Effects of climate change on life‐history traits in hibernating mammals

Findlay-Robinson, Rachel ORCID logo ORCID: https://orcid.org/0000-0003-2269-6734 , Deecke, Volker B. ORCID logo ORCID: https://orcid.org/0000-0003-2781-5915 , Weatherall, Andrew ORCID logo ORCID: https://orcid.org/0000-0002-8413-1539 and Hill, Davina ORCID logo ORCID: https://orcid.org/0000-0001-9085-6192 (2023) Effects of climate change on life‐history traits in hibernating mammals. Mammal Review, 53 (2). pp. 84-98.

[thumbnail of Findlay‐Robinson_EffectsOfClimate.pdf]
PDF - Published Version
Available under License CC BY

Download (430kB) | Preview
[thumbnail of Findlay-Robinson_EffectsOfClimate.pdf]
PDF - Accepted Version
Available under License CC BY-NC

Download (1MB) | Preview
Official URL: https://doi.org/10.1111/mam.12308


Animals can respond to climate change through changes in behaviour, morphology or life-history traits. Changes in life-history traits do not occur independently, as they trade off or co-evolve with other traits. Hibernation is a life-history trait used to cope with periods of low resource availability. The energetic and survival benefits of hibernation depend on environmental conditions. Climate change-induced changes in hibernation patterns are therefore likely to affect other life-history traits through trade-offs. We systematically reviewed the literature to (i) identify studies testing for associations between climatic variables and life-history traits in hibernators, (ii) assess variation in responses between species, and (iii) determine whether changes in life-history traits associated with climate have subsequent effects on other life-history traits. Air temperature was the most commonly measured climatic variable, and phenology of hibernation emergence was the most commonly studied life history trait. Very few studies tested whether changes in life-history traits associated with climatic variables have subsequent effects on potentially coadapted traits.
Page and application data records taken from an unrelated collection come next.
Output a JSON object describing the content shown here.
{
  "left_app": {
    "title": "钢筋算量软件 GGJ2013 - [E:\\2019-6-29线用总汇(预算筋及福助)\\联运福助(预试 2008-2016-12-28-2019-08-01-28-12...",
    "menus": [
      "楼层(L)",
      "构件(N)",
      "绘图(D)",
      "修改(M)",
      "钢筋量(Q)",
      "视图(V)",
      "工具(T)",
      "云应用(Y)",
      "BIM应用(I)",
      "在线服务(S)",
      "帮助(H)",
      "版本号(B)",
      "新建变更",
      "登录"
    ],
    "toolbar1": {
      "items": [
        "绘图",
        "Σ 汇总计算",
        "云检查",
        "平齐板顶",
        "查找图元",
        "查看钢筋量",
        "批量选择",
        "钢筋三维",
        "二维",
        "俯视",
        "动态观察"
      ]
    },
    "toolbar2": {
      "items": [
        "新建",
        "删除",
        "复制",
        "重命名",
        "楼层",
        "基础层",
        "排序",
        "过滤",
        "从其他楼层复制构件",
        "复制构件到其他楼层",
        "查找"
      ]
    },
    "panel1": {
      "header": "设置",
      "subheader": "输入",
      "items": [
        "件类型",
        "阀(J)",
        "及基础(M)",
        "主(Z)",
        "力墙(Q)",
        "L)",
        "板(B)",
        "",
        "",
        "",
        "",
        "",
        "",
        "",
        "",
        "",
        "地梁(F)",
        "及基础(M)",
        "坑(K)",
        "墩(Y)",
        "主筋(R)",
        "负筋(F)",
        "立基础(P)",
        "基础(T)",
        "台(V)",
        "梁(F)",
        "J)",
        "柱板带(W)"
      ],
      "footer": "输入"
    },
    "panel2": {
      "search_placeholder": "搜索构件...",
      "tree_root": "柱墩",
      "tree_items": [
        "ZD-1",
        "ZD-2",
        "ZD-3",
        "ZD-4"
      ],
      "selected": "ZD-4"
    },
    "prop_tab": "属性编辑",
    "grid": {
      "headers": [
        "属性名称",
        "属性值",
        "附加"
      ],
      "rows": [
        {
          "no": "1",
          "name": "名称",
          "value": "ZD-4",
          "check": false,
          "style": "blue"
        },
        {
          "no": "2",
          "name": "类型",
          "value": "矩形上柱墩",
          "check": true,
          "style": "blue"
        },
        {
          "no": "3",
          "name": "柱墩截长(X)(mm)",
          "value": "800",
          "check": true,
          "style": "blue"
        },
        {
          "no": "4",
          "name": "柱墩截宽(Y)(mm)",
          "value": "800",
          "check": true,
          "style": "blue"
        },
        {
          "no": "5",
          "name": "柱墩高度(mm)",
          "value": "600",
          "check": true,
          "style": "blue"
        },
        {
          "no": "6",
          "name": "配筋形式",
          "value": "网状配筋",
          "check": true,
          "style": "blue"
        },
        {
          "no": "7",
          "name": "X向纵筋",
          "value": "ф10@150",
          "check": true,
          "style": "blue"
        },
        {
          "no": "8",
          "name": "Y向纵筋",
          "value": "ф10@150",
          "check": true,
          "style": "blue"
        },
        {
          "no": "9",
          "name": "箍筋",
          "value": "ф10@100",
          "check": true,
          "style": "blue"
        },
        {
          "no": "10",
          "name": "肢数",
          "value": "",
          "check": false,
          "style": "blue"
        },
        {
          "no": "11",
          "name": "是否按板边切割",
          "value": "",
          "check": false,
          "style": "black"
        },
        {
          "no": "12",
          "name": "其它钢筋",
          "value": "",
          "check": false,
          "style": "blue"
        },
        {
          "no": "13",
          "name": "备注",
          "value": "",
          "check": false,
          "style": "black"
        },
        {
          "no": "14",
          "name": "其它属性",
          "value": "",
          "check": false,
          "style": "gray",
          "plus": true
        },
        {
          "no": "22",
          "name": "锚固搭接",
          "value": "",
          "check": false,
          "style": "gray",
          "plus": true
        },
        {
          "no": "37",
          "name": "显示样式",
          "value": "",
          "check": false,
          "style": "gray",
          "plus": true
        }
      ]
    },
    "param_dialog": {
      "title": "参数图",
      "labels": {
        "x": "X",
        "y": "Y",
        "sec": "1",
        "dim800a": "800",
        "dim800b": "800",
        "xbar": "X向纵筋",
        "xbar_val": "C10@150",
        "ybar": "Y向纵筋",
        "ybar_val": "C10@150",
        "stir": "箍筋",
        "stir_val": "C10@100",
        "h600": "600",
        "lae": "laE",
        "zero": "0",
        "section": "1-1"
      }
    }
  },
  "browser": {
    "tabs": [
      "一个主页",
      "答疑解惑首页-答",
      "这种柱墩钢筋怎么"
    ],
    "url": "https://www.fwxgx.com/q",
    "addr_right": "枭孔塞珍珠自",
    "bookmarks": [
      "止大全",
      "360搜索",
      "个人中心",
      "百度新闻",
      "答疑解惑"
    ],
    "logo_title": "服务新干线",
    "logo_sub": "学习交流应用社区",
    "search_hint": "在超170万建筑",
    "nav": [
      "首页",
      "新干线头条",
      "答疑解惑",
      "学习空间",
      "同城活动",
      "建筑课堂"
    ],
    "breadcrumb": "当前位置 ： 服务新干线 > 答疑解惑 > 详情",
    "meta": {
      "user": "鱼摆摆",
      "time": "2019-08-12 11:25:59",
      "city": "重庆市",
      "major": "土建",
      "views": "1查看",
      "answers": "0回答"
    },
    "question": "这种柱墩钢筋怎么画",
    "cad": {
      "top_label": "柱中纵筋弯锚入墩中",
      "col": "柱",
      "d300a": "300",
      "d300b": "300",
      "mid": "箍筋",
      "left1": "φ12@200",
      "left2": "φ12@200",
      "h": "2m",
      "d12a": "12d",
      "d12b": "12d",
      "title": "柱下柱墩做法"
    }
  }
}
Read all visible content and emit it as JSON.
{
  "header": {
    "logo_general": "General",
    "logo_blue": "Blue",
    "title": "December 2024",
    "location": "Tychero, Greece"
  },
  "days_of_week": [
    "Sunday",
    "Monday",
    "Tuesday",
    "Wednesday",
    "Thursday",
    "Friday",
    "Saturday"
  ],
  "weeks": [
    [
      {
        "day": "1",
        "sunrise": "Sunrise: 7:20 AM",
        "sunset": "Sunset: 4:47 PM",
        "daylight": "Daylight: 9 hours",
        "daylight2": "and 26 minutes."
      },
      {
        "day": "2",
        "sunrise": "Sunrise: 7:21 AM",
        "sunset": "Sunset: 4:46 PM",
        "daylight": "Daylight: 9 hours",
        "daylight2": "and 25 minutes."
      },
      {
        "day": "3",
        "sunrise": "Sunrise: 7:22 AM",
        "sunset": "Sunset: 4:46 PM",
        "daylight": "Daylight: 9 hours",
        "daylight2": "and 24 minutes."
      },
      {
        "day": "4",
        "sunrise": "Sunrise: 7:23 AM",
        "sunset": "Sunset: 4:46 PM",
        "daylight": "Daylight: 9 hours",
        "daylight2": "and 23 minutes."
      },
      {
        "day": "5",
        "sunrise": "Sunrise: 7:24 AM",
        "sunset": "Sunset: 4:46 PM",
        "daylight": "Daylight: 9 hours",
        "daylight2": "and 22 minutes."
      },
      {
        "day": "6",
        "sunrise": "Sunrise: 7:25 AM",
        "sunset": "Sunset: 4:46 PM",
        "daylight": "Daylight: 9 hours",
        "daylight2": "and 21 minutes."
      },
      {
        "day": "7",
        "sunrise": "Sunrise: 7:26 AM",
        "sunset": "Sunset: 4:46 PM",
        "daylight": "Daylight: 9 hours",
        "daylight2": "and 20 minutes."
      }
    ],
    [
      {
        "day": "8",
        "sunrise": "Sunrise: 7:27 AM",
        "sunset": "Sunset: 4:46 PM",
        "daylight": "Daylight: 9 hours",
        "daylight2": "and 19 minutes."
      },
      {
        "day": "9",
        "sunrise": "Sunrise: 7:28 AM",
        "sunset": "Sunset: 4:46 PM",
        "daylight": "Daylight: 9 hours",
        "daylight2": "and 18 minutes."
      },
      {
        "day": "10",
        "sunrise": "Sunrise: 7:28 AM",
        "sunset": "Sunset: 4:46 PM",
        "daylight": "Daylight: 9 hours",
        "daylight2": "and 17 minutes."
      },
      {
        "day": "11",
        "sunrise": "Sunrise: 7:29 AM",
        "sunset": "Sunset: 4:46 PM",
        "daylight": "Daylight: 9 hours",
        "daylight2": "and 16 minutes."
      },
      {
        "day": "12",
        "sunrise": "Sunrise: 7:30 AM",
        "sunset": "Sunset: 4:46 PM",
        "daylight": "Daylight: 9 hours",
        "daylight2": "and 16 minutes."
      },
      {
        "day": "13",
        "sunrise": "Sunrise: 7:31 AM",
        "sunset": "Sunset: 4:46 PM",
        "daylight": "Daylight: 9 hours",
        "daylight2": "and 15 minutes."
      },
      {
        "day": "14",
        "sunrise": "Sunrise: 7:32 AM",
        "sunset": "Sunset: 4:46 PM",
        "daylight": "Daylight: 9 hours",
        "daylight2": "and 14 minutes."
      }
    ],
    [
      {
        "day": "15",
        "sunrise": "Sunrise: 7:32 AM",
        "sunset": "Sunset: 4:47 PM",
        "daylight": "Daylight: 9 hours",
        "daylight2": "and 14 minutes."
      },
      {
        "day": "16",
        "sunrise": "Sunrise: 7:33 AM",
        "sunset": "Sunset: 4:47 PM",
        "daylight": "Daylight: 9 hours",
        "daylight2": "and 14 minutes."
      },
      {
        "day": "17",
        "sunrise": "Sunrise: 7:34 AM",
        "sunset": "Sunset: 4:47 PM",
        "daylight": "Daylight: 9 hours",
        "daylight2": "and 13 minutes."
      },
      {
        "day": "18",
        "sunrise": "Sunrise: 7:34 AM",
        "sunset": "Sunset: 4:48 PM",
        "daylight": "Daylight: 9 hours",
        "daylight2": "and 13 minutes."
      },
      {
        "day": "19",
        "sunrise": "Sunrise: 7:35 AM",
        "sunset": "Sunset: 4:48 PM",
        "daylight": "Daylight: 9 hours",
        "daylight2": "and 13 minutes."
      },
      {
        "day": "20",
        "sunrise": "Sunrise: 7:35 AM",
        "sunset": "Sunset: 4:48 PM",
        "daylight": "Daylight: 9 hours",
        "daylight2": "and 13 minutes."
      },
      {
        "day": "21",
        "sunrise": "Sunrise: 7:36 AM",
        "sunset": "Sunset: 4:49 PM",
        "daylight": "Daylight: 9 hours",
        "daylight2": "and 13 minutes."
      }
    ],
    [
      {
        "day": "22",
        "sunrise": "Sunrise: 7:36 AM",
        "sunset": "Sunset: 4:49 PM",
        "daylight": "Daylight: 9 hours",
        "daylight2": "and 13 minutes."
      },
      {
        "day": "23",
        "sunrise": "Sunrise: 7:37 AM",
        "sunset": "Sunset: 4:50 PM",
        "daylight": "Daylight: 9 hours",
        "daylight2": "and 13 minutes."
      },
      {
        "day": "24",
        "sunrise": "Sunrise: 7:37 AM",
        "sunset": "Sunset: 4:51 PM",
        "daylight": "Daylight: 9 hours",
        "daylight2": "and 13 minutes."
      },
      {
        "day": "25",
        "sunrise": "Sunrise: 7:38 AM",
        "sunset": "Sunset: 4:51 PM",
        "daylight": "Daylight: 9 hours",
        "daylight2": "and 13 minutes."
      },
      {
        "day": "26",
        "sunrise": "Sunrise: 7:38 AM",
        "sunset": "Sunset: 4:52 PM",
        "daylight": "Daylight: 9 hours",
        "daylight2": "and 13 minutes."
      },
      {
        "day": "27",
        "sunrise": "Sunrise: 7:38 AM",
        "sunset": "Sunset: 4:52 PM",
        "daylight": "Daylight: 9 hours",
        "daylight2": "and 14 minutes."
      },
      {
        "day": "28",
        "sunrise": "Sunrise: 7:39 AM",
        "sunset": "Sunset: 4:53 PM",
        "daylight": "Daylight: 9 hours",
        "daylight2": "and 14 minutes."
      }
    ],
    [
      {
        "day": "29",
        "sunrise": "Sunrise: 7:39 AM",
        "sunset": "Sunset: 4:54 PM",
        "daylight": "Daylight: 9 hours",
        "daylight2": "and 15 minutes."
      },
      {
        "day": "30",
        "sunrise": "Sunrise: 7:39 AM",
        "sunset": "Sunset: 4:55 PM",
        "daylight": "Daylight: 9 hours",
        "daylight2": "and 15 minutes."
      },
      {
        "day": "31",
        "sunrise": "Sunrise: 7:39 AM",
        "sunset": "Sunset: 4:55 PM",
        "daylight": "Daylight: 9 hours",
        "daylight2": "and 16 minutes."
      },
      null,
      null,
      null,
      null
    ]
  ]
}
Despite being considered key life-history traits due to their potential to influence population dynamics, our search returned no studies on the effects of climatic variables on the age of primiparity or on the age distribution of reproduction. Directions of associations between climatic variables and life history traits often differed between species, and both species- and sex-specific variation occurred in response to climatic variables for some traits. We highlight the importance of long-term, species-specific research, and the need for further studies on subsequent effects of climatic cues on coadapted traits to fully understand the potential for hibernators to respond to ongoing and future climate change.

Item Type: Article
Journal / Publication Title: Mammal Review
Publisher: Wiley
ISSN: 1365-2907
Departments: Institute of Science and Environment > Forestry and Conservation
Additional Information: This is an open access article under the terms of the Creative Commons Attribution License, which permits use, distribution and reproduction in any medium, provided the original work is properly cited.
Depositing User: Anna Lupton
Date Deposited: 29 Sep 2022 09:01
Last Modified: 31 Jan 2024 18:42
URI: https://insight.cumbria.ac.uk/id/eprint/6619


Downloads per month over past year

Downloads each year

Edit Item